Carta-Samuels brother, Austyn, revealed on his own personal Twitter account that K.J. will be transferring to UCLA. “Chip Kelly, you just got yourself a QB,” the recruiting coordinator at Missouri wrote.

The younger Carta-Samuels brother subsequently told CBSSports.com that Kelly is “a huge reason why” he chose to move on to the Bruins.

In early December, Carta-Samuels announced that he would be leaving Chris Petersen‘s Washington football program.

Carta-Samuels will be joining Kelly’s squad as a graduate transfer, which means he’ll be one of the players fighting for the right to replace three-year-starting quarterback Josh Rosen. Earlier this month, Rosen did the somewhat expected and left early for the NFL draft.

A four-star member of UW’s 2014 recruiting class, Carta-Samuels was rated as the No. 12 pro-style quarterback in the country and the No. 24 player at any position in the state of California. Budda Baker, a second-round pick in the 2017 NFL draft, was the only signee in the Huskies’ class that year rated higher than Carta-Samuels.

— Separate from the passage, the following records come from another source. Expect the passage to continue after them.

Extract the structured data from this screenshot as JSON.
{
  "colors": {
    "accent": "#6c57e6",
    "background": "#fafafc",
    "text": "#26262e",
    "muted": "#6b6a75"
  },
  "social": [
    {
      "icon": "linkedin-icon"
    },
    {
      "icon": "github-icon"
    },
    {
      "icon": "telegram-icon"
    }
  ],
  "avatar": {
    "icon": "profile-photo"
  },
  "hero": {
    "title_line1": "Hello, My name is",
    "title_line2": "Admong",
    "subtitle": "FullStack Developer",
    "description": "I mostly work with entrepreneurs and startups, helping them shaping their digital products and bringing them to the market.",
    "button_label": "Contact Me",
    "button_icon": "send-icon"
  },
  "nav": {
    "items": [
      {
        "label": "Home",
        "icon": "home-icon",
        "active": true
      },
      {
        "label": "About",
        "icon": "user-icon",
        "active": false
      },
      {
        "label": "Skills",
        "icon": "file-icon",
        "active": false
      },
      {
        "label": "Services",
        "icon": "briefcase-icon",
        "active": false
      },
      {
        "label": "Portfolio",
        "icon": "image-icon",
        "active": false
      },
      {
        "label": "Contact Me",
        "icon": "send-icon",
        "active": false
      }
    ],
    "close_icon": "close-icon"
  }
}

Carta-Samuels played in 25 games over the past three seasons. He ended the Huskies portion of his collegiate playing career with 310 yards, three touchdowns and one interception in completing 27-of-47 passes.